◆ PROBLEM TO WORK ON: Your result should be every line of the records below that contains the word "JSON".

Entries from a dataset of interfaces:

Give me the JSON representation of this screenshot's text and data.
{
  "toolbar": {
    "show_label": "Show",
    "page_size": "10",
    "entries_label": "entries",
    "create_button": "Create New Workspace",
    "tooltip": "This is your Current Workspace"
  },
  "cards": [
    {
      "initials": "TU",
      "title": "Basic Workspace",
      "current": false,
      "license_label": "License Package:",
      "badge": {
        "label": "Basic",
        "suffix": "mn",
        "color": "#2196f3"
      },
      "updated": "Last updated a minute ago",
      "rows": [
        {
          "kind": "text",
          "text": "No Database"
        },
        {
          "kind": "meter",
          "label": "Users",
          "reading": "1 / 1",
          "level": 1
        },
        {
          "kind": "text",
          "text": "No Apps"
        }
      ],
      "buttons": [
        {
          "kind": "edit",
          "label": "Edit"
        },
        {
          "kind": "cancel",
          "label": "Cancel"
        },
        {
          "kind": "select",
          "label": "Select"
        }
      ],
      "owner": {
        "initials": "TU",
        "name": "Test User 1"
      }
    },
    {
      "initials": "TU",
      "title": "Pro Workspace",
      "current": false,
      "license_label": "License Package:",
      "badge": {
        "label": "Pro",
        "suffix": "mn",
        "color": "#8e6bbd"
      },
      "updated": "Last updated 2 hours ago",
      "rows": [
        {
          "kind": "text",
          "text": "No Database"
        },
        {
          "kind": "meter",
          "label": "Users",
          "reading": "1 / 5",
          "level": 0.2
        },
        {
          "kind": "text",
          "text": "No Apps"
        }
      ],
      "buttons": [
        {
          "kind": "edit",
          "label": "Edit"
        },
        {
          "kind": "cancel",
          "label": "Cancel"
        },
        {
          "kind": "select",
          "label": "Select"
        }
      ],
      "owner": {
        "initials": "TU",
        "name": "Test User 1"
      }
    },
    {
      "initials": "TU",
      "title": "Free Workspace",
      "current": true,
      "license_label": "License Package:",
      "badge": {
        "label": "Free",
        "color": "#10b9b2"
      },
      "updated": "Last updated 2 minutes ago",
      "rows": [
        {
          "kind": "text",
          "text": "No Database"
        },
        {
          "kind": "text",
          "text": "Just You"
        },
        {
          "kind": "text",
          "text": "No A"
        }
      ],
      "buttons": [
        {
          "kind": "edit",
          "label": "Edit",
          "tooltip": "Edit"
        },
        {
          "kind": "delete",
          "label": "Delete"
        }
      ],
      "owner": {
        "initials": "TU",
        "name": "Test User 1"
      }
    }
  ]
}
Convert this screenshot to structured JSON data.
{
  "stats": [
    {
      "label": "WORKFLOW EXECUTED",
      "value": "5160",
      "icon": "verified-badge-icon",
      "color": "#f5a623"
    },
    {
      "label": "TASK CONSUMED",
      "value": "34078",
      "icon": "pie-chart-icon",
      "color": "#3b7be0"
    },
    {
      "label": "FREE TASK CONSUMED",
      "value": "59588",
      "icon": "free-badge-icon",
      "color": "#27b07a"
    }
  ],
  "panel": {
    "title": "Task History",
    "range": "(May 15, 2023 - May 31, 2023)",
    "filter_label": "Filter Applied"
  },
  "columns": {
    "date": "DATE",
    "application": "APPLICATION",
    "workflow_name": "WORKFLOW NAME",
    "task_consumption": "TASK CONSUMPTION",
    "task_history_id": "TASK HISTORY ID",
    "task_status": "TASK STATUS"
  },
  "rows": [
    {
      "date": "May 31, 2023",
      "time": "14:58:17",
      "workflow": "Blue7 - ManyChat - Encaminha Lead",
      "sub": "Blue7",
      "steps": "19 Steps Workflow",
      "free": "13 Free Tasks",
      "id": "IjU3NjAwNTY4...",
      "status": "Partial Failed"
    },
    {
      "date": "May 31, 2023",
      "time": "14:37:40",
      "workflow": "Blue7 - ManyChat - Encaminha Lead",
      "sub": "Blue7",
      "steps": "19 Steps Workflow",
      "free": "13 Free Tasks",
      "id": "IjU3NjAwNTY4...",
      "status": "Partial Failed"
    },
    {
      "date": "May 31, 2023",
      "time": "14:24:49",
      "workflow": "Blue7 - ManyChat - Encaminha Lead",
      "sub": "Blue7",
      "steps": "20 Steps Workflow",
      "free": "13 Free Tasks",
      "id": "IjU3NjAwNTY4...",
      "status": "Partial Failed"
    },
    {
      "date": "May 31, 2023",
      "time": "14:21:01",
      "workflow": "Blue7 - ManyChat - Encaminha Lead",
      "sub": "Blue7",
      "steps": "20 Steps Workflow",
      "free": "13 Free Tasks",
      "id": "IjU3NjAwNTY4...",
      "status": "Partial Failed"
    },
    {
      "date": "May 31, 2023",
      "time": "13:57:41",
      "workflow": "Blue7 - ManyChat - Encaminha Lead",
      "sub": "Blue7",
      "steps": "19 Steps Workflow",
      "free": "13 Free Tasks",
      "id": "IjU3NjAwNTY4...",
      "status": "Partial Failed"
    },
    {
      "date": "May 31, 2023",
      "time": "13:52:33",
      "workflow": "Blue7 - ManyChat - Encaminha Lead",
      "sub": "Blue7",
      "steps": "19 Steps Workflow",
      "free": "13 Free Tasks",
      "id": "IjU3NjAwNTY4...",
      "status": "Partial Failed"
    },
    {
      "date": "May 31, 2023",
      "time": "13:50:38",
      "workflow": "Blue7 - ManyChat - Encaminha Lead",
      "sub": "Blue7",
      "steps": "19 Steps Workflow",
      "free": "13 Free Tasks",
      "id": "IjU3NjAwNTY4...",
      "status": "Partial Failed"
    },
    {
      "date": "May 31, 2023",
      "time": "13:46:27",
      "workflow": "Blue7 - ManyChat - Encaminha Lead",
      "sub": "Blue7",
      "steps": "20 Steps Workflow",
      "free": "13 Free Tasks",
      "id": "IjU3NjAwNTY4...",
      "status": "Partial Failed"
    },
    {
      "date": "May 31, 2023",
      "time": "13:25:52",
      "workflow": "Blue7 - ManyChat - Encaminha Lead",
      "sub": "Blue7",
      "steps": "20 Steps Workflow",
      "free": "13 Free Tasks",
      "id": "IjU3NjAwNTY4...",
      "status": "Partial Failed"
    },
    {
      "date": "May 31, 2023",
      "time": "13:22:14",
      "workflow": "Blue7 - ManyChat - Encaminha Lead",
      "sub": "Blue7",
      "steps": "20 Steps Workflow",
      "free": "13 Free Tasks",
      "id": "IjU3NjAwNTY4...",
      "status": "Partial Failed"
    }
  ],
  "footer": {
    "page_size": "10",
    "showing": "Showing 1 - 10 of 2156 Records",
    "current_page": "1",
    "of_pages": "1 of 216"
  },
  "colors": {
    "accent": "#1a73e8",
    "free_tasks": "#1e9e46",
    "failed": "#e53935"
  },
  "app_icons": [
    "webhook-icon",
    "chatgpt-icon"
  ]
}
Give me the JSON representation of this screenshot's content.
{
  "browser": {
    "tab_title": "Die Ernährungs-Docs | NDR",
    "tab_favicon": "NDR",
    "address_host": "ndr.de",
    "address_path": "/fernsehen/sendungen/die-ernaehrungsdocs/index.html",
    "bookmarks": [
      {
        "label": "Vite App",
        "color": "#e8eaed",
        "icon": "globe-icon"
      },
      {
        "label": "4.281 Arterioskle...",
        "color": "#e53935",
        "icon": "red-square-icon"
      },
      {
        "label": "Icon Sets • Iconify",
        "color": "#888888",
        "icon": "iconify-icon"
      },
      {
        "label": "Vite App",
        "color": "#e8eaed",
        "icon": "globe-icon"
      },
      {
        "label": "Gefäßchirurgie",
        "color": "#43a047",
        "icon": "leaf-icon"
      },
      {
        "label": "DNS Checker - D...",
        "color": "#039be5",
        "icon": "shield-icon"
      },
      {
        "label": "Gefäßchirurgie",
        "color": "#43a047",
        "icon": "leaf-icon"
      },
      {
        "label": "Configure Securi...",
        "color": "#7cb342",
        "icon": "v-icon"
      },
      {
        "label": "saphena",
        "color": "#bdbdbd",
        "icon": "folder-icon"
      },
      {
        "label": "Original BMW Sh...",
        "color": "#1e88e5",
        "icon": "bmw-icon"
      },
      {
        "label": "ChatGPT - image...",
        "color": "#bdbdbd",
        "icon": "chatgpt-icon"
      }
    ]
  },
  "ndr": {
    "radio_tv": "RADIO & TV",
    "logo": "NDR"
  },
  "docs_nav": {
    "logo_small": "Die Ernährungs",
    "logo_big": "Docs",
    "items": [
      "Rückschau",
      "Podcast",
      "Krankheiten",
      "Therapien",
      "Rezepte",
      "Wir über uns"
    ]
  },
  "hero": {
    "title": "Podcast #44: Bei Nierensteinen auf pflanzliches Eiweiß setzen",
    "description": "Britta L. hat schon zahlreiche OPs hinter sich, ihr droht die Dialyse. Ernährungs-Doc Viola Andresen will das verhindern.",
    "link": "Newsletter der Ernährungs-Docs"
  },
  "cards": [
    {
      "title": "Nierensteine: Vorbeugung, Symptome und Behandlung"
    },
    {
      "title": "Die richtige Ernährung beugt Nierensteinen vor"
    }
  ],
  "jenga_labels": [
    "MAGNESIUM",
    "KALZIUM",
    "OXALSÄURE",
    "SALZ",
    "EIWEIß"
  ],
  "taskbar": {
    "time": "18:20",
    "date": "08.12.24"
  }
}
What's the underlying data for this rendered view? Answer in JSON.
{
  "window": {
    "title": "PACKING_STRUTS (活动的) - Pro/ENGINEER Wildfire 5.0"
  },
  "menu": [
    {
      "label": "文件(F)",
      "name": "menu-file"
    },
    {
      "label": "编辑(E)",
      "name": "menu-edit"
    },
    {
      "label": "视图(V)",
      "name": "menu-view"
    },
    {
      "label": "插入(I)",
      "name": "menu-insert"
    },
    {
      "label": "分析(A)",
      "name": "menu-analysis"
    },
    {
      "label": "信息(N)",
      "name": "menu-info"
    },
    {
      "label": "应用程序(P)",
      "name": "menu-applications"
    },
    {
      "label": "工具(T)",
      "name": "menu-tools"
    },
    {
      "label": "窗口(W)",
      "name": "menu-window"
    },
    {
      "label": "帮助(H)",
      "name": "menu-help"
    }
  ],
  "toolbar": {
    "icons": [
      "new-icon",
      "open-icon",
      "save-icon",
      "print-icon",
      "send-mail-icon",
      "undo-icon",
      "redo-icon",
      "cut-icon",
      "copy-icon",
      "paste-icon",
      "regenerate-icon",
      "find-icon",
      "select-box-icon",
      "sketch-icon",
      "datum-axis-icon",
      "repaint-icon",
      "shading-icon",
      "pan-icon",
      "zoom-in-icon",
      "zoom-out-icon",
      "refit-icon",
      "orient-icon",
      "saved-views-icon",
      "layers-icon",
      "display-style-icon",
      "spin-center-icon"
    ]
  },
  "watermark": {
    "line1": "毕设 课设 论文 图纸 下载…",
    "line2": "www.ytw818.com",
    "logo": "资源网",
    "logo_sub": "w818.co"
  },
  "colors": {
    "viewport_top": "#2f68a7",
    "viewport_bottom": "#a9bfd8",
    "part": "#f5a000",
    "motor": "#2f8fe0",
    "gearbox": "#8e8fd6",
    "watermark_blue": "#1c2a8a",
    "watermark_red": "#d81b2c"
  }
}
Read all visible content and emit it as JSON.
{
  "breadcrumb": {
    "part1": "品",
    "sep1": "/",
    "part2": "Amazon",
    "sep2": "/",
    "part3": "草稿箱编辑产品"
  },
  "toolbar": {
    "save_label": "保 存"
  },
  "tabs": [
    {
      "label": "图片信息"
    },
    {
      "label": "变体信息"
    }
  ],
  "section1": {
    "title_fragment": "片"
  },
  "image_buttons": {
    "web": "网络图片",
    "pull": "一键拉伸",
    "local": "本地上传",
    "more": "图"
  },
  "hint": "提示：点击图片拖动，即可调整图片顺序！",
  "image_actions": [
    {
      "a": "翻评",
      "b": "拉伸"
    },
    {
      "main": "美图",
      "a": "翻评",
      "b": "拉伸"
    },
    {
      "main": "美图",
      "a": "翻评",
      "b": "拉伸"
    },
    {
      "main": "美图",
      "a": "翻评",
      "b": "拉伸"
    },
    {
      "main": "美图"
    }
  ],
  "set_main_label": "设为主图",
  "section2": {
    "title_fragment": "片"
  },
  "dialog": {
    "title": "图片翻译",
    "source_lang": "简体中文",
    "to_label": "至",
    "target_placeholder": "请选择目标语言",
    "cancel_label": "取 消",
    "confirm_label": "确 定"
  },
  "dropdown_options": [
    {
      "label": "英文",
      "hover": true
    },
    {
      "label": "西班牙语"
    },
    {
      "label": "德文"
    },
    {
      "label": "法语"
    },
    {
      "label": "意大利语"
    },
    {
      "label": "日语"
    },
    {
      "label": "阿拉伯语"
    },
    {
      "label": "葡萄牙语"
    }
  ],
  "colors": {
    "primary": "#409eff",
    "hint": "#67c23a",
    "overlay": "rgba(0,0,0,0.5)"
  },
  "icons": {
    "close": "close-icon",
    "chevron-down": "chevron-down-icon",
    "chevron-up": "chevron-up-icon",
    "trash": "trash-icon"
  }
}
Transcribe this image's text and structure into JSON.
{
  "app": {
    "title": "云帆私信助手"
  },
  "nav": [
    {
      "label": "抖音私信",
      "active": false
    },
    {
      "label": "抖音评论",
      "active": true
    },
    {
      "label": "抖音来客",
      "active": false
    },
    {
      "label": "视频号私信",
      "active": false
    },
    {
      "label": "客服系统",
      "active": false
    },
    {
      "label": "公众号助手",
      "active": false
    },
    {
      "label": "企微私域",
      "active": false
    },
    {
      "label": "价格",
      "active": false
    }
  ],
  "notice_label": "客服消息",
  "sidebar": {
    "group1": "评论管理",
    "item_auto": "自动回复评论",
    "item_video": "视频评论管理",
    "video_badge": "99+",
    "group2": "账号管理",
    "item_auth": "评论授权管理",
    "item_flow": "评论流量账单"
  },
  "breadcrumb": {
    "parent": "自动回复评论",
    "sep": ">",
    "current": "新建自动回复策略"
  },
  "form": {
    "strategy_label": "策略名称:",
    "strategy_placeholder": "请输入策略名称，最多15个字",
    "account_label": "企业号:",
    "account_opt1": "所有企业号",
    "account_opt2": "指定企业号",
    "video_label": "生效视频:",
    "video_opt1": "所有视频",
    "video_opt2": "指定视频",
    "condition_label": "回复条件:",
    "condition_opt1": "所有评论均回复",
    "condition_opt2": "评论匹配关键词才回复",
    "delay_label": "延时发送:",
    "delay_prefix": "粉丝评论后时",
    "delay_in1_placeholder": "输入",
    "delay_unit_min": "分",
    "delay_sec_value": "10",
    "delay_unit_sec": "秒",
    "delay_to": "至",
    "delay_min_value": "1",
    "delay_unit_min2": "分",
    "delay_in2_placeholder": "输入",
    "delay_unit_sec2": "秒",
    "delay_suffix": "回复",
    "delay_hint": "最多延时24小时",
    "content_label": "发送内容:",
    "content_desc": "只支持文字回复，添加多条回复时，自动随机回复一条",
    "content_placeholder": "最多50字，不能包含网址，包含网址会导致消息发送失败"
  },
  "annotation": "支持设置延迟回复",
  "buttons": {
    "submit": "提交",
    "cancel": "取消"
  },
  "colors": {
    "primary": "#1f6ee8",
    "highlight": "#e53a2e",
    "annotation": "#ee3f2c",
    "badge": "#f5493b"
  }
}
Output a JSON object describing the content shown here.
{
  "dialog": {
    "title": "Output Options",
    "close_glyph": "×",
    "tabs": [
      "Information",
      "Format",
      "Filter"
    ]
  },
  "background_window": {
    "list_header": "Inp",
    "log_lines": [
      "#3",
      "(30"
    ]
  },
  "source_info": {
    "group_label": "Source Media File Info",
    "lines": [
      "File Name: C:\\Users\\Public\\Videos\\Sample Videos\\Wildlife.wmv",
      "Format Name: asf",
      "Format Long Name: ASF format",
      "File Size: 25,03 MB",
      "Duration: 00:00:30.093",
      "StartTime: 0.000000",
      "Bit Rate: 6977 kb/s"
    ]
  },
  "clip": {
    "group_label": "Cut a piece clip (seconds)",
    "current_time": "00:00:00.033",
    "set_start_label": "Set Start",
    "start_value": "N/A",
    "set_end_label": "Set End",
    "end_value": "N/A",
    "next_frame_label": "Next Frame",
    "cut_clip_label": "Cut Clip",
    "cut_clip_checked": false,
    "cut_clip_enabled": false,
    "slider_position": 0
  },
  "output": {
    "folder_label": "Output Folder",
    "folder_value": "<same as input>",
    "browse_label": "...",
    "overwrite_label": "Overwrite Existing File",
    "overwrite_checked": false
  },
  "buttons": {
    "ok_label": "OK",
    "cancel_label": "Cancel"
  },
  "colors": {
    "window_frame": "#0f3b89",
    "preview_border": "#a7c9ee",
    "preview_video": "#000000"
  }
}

◆ RESULT OF THE TASK:
Give me the JSON representation of this screenshot's text and data.
Convert this screenshot to structured JSON data.
Give me the JSON representation of this screenshot's content.
What's the underlying data for this rendered view? Answer in JSON.
Read all visible content and emit it as JSON.
Transcribe this image's text and structure into JSON.
Output a JSON object describing the content shown here.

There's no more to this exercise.